| Work item |
Filter the listing for lines containing "title".

════════════════════

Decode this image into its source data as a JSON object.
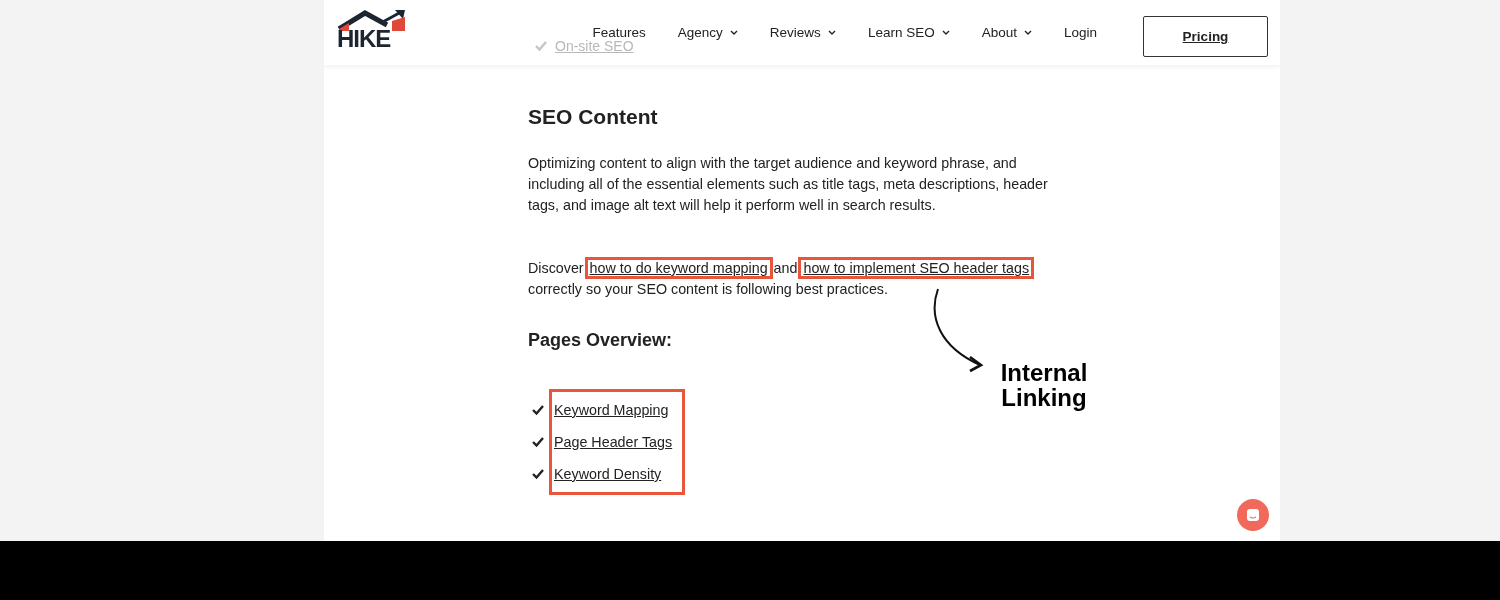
{
  "header": {
    "logo": "HIKE",
    "nav": [
      {
        "label": "Features",
        "dropdown": false
      },
      {
        "label": "Agency",
        "dropdown": true
      },
      {
        "label": "Reviews",
        "dropdown": true
      },
      {
        "label": "Learn SEO",
        "dropdown": true
      },
      {
        "label": "About",
        "dropdown": true
      },
      {
        "label": "Login",
        "dropdown": false
      }
    ],
    "cta": "Pricing"
  },
  "behind_header": {
    "item": "On-site SEO",
    "checked": true
  },
  "article": {
    "heading": "SEO Content",
    "paragraph": "Optimizing content to align with the target audience and keyword phrase, and including all of the essential elements such as title tags, meta descriptions, header tags, and image alt text will help it perform well in search results.",
    "discover": [
      {
        "kind": "text",
        "text": "Discover "
      },
      {
        "kind": "link",
        "text": "how to do keyword mapping",
        "highlighted": true
      },
      {
        "kind": "text",
        "text": " and "
      },
      {
        "kind": "link",
        "text": "how to implement SEO header tags",
        "highlighted": true
      },
      {
        "kind": "text",
        "text": " correctly so your SEO content is following best practices."
      }
    ],
    "subheading": "Pages Overview:",
    "pages_highlighted": true,
    "pages": [
      {
        "label": "Keyword Mapping",
        "checked": true
      },
      {
        "label": "Page Header Tags",
        "checked": true
      },
      {
        "label": "Keyword Density",
        "checked": true
      }
    ]
  },
  "annotation": {
    "label": "Internal Linking"
  }
}
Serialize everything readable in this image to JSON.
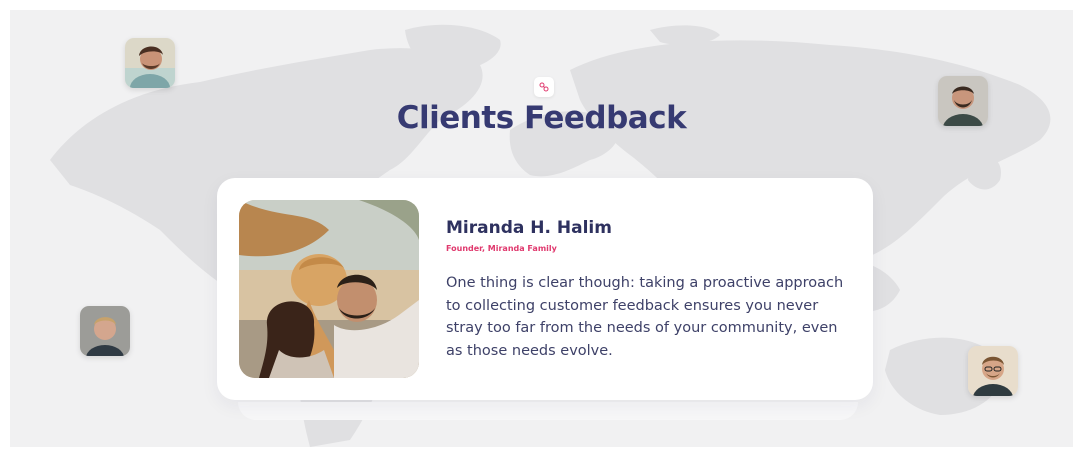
{
  "section": {
    "title": "Clients Feedback",
    "quote_icon": "quote-icon"
  },
  "testimonial": {
    "name": "Miranda H. Halim",
    "role": "Founder, Miranda Family",
    "text": "One thing is clear though: taking a proactive approach to collecting customer feedback ensures you never stray too far from the needs of your community, even as those needs evolve."
  },
  "colors": {
    "title": "#363a72",
    "accent": "#e0396e",
    "background": "#f1f1f2",
    "map": "#e0e0e2"
  }
}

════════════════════

| Response to this exercise |
    "paragraph": "Optimizing content to align with the target audience and keyword phrase, and including all of the essential elements such as title tags, meta descriptions, header tags, and image alt text will help it perform well in search results.",
    "title": "Clients Feedback",
    "title": "#363a72",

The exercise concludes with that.